A new UK government plan to send asylum seekers to Rwanda has been condemned by refugee and human rights groups. Prime Minister Boris Johnson announced on Thursday that some asylum seekers would now be processed in the African country.
“Anyone entering the UK illegally as well as those who have arrived illegally since January 1 may now be relocated to Rwanda,” Boris said during a press conference in Kent. “We cannot sustain a parallel illegal system. Our compassion may be infinite, but our capacity to help people is not.”
The prime minister said that the risk of asylum seekers ending up in Rwanda instead of the UK would be a “considerable deterrent” over time. Rwanda on Thursday announced that the UK’s interior minister, Priti Patel, had signed an agreement with the African country to send asylum seekers crossing the English Channel there.

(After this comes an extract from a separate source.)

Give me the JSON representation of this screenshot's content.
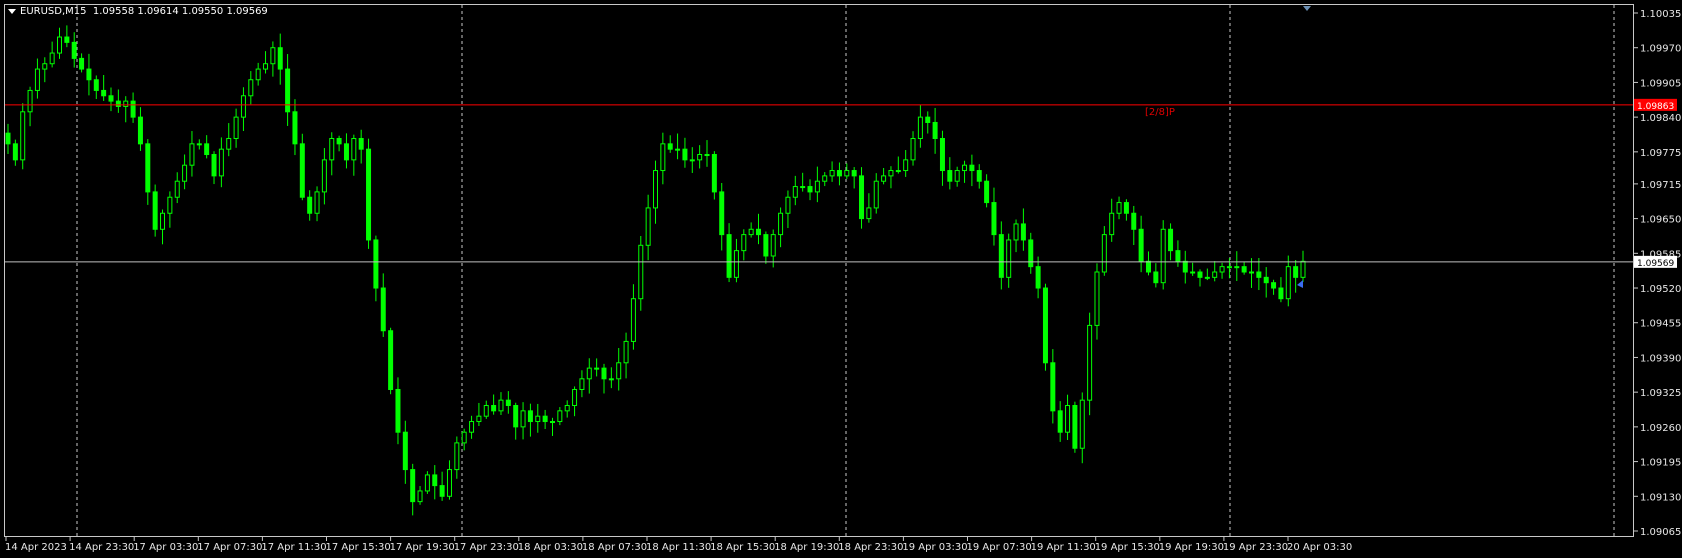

The new arrangement would focus mainly on “single men arriving on boats or lorries and would see them given a one-way ticket for the 4,000-mile trip to Rwanda where they would be processed and, if successful, would have long-term accommodation in the African country,” BBC reported. In other words, if they are recognized as refugees, they would be granted refugee status there.
Rwandan Foreign Affairs Minister Vincent Biruta said the agreement “is about ensuring that people are protected, respected, and empowered to further their own ambitions and settle permanently in Rwanda if they choose.” Britain has paid $158 million “up front to pay for housing and integrating the migrants,” the Rwandan government said, according to the Associated Press.
Johnson has justified the deal despite it being criticized as cruel and inhumane. “We are confident that our new Migration Partnership is fully compliant with our international legal obligations, but nevertheless we expect this will be challenged in the courts, and if this country is seen as a soft touch for illegal migration by some of our partners, it is precisely because we have such a formidable army of politically motivated lawyers who for years have made it their business to thwart removals and frustrate the government,” he said.
Last year, over 28,000 migrants and refugees crossed from Europe to Britain. Many of them were in small boats organized by smugglers. Some media reports indicate that the new controversial deal would involve only male asylum seekers. Whatever the case, outrage has greeted the deal.
“The UK is arguing that offshoring asylum seekers to Rwanda complies with its international legal obligations. However, offshore processing is not only cruel and ineffective, but also very likely to be unlawful,” a report by Human Rights Watch said. “It creates a two-tiered refugee system that discriminates against one group based on their mode of arrival, despite refugee status being grounded solely on the threat of persecution or serious harm and international standards recognizing that asylum seekers are often compelled to cross borders irregularly to seek protection,” the report added.
Australia has used offshore asylum processing in Papua New Guinea and Nauru over the past 10 years in a policy that was also described by human rights groups as cruel and expensive. “We have seen the severe abuses resulting from offshore processing. Australia’s offshore detention regime on Nauru and Manus Island, Papua New Guinea, caused more than eight years of immense human suffering. Twelve people have died since the policy began in 2013,” Human Rights Watch said.
And even though Johnson said that Rwanda was “one of the safest countries in the world”, some rights groups disagree, accusing the country of several human rights violations, including the frequent harassment and arbitrary detention of government opponents.
“At a time when the people of the UK have opened their hearts and homes to Ukrainians, the government is choosing to act with cruelty and rip up their obligations to others fleeing war and persecution,” Human Rights Watch said.
The UN Refugee Agency (UNHCR) is also against the deal. Its Assistant High Commissioner, Gillian Triggs, said: “People fleeing war, conflict and persecution deserve compassion and empathy. They should not be traded like commodities and transferred abroad for processing.”
The Home Office said the first people to be relocated to Rwanda will receive formal notifications in the coming weeks and the first flights should take place in the coming months.